Long-term care insurance products, where low interest rates have caused almost all industry participants to either curtail their offerings or raise prices significantly would see its viability as a product likely up for discussion.
Hedging costs related to low interest rates would rise and impact variable annuity product pricing and profitability.
We would expect to see products with more limited guarantees and possibly shorter tails than we see today.
A lower interest rate environment could cause companies to accelerate either statutory reserve increases or GAAP deferred acquisition costs (DAC) writedowns or both.

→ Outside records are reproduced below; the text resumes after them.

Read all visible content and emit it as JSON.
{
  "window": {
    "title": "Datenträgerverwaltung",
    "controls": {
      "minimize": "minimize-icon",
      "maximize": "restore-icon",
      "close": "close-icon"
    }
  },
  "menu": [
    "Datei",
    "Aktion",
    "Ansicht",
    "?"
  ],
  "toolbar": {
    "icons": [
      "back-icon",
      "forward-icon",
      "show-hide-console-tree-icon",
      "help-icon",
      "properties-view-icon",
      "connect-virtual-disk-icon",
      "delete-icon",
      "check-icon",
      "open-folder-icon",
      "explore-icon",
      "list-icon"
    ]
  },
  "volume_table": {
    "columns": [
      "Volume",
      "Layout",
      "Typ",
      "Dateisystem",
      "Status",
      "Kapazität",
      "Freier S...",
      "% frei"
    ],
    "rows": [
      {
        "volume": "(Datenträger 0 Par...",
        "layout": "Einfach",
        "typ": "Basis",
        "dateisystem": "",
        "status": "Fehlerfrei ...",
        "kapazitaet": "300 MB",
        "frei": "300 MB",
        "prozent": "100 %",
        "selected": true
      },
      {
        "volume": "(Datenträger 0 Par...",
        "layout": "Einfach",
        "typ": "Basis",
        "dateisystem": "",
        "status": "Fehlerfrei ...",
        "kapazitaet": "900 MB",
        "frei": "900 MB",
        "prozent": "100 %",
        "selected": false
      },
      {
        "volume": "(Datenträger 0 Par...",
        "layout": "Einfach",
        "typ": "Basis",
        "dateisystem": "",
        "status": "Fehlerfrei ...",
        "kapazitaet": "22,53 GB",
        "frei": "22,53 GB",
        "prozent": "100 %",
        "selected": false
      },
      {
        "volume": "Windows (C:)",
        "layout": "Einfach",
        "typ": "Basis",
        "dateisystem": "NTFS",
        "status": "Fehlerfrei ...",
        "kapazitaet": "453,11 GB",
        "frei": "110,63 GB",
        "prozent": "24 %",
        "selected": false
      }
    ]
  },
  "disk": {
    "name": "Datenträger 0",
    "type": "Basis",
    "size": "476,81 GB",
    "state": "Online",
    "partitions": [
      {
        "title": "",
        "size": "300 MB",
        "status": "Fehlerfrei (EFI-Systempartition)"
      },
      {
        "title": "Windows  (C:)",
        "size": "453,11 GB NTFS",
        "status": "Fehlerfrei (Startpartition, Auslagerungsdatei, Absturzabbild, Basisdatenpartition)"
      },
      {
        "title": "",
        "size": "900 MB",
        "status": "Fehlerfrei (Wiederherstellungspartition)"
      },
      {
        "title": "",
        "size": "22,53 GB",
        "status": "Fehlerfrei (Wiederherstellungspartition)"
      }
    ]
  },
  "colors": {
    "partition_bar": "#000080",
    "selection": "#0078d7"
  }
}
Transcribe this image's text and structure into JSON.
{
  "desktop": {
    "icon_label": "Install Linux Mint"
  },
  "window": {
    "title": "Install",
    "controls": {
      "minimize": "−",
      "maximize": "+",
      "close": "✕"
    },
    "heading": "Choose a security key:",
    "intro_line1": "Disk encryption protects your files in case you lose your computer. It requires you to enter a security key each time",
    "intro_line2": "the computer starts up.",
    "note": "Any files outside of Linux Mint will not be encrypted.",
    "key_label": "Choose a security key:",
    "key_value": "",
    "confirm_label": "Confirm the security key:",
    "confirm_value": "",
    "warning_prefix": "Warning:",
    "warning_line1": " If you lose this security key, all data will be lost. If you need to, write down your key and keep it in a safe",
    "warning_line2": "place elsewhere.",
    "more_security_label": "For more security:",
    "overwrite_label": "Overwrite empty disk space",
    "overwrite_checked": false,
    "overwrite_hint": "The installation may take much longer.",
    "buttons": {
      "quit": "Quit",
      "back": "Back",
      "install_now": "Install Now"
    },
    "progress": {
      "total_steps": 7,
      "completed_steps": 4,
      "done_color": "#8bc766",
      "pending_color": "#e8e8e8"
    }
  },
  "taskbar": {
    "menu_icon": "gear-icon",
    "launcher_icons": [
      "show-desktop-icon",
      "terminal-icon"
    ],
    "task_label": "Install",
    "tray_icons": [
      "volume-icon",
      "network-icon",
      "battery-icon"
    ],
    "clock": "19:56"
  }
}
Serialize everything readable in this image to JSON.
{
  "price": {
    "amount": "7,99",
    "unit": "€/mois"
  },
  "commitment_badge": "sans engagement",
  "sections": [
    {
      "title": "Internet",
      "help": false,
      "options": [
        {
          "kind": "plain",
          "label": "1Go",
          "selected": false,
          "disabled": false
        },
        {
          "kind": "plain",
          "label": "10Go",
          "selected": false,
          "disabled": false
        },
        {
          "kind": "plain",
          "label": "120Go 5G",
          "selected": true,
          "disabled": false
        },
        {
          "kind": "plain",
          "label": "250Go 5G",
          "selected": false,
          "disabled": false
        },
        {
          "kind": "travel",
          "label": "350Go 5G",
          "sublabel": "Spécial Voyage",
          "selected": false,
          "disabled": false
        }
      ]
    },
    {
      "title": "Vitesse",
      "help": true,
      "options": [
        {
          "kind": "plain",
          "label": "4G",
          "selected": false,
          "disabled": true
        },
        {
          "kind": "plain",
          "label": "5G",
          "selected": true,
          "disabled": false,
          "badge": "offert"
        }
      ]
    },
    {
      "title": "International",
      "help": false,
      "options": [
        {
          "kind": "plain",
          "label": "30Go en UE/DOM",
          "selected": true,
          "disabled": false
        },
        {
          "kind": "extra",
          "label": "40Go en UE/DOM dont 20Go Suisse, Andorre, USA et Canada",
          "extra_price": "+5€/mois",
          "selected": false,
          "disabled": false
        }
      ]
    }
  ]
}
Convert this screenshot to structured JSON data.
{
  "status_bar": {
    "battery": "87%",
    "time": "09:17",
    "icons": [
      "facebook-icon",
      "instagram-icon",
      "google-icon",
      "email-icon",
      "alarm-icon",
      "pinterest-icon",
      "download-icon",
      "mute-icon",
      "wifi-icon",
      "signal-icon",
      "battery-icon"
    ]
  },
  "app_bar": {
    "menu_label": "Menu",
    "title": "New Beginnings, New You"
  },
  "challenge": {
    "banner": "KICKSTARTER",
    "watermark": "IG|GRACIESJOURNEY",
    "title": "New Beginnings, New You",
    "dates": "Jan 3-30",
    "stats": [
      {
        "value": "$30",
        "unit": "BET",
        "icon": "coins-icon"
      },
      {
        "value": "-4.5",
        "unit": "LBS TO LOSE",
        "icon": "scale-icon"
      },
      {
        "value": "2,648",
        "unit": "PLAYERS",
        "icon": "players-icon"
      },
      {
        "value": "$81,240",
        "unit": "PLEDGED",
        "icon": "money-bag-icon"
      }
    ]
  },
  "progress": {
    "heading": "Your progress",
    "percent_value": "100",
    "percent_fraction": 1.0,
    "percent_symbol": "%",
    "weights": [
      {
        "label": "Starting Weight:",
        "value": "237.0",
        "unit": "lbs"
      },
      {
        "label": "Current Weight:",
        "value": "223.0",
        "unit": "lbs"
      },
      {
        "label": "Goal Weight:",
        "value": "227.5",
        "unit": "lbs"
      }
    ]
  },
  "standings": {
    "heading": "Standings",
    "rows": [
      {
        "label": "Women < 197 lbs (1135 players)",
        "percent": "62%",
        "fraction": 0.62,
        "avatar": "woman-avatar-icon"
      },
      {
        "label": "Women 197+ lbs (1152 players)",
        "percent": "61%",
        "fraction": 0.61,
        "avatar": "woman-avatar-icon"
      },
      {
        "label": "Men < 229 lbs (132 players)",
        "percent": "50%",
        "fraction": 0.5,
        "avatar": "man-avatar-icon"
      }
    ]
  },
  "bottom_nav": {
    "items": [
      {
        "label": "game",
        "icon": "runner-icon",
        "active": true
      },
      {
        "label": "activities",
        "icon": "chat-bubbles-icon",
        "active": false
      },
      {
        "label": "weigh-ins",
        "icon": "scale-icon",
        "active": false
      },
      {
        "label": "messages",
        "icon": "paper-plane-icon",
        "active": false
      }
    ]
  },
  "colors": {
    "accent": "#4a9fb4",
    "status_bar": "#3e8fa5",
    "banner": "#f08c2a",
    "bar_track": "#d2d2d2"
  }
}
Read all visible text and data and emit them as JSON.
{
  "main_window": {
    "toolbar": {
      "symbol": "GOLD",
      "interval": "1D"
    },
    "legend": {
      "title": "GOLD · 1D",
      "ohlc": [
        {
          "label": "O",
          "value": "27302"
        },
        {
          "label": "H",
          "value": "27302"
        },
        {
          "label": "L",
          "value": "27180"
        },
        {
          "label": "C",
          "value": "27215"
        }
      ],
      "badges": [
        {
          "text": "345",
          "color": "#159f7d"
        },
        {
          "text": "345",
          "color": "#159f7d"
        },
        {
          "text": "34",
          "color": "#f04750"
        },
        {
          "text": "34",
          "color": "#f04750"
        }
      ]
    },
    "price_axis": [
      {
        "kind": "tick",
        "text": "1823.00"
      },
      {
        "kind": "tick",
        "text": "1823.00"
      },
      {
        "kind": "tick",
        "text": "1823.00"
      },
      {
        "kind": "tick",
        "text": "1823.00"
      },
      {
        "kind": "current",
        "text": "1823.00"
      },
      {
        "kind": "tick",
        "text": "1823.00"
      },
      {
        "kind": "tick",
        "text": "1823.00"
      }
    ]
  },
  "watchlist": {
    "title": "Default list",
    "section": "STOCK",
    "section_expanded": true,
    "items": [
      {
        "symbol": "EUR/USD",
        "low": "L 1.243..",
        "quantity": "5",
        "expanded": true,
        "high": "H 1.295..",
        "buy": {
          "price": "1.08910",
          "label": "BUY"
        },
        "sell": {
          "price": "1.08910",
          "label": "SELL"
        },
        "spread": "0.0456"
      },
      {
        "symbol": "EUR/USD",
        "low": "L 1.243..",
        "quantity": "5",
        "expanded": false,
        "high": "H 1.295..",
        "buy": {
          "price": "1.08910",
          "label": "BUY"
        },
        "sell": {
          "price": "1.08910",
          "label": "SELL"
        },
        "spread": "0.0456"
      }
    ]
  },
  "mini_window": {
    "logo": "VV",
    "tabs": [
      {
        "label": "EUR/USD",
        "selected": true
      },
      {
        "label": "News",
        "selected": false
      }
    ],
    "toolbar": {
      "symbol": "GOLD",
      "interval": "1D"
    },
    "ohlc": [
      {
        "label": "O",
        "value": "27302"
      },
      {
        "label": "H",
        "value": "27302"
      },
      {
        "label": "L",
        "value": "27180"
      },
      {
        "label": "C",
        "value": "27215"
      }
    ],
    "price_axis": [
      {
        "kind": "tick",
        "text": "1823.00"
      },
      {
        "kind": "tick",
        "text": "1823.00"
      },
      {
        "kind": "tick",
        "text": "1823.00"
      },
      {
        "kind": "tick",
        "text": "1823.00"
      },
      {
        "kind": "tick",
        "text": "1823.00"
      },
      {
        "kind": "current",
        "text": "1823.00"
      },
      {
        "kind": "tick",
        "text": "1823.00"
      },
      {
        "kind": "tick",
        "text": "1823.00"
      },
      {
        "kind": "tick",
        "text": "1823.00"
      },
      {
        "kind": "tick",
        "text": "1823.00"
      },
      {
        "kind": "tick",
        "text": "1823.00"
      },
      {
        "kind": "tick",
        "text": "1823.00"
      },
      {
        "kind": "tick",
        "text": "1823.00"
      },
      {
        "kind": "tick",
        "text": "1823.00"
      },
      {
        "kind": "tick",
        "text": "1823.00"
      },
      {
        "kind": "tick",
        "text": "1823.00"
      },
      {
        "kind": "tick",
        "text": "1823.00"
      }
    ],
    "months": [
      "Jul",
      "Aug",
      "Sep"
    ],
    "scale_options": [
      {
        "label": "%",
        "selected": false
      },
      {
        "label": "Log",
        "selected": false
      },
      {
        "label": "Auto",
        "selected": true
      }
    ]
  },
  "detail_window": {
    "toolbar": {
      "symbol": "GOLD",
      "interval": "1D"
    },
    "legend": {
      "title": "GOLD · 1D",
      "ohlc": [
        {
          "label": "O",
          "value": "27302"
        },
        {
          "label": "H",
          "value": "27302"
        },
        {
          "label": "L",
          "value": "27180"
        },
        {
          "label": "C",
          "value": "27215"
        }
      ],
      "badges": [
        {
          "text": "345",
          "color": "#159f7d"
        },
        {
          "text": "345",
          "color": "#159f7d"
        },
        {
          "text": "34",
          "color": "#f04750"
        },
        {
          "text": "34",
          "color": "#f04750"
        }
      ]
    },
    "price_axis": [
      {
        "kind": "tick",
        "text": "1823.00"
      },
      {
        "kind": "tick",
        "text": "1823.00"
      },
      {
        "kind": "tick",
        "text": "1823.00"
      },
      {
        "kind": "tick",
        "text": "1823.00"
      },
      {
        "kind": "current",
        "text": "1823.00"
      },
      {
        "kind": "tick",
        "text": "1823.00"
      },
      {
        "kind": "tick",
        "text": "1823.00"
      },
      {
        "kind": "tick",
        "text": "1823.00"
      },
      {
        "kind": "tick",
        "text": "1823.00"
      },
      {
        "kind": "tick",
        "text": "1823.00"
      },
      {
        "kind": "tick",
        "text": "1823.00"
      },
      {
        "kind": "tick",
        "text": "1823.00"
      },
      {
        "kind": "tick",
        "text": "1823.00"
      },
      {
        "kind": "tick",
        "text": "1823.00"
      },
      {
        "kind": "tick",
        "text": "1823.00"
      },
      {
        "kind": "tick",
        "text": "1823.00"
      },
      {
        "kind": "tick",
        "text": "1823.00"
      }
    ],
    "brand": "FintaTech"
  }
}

On the asset side, investment portfolios could see a shift away from fixed-income assets to equity or real assets. If interest rates head too low for too long, companies may need to re-evaluate overall strategies given that the insurance company business model has generally relied on a target level of investment margins, which may no longer be achievable.
If rates went up 3 percentage points in a year, as they did back in the early 1990s, what would that do to LTCI operations?
A gradual rise of interest rates would be good news for insurers in general and LTCI writers specifically.
A rise in rates, while not providing instant relief would contribute to a profitability picture that would be improving. However, a sharp increase in rates would be less positive than a gradual uptick. For one, a sharp rise would cause market values of assets to decline significantly, which would cause unrealized losses.
If the level of policyholder surrenders on cash value products were to spike up, these unrealized losses could become crystallized, the classic disintermediation risk that life insurers face.
In addition, a sharp rise in rates could potentially mean that inflation, which has been dormant for many years, could return. As such, claim costs could rise.
A sharp rise in interest rates could potentially be de-stabilizing for the economy in general. With the 10 year treasury approximately 1.7% currently ( Aug. 9, 2012, end of day closing rate), a 3% rise would mean a tripling of the benchmark yield whose effects are hard to predict. Although interest rates rose by 6.75% in the 1979-1981 timeframe, interest rates were well in double digits at the time.
Why is it taking so long for the impact of low interest rates to show up significantly in insurance company financial results?
There are several reasons why it is taking so long for the impact of low interest rates to show up significantly in insurance company financial results.
For one, life insurance companies portfolios are of relatively long durations, which means that portfolio turnover in any given year represents only a relatively small portion of the portfolio. This means that much of the investment portfolio of insurers is earning new money rates of yesteryear when interest rates were higher.
Of course, low rates could trigger more prepayments and calls which could negatively impact investment income.
In addition, disciplined asset liability management practiced by many insurance companies helps immunize them from interest rate movements. We have also observed aggressive crediting rate management on the part of companies to lower interest credited to annuity contract holders as new money rates dip; this helps to mitigate spread compression.
Additionally, U.S. accounting both on the statutory and on the GAAP side promote delayed recognition of losses. On the statutory side, cash flow testing is very assumption-dependent and those assumptions are set by the companies; thus, on the whole, assumptions are typically not overly conservative.
On the GAAP side, mean reversion formulas for interest rates allow companies to use interest rate assumptions in future years that revert to historical means, which cushions the blow of current low interest rates as historical interest rates were much higher than those currently experienced.
Normal GAAP DAC unlocking also smoothes the impact over time.
By contrast, Canadian companies that report under CGAAP/IFRS accounting generally see the immediate impact of low interest rates since they essentially mark-to-market their liabilities every quarter; this also introduces much more volatility in their reported results, which can be difficult to interpret.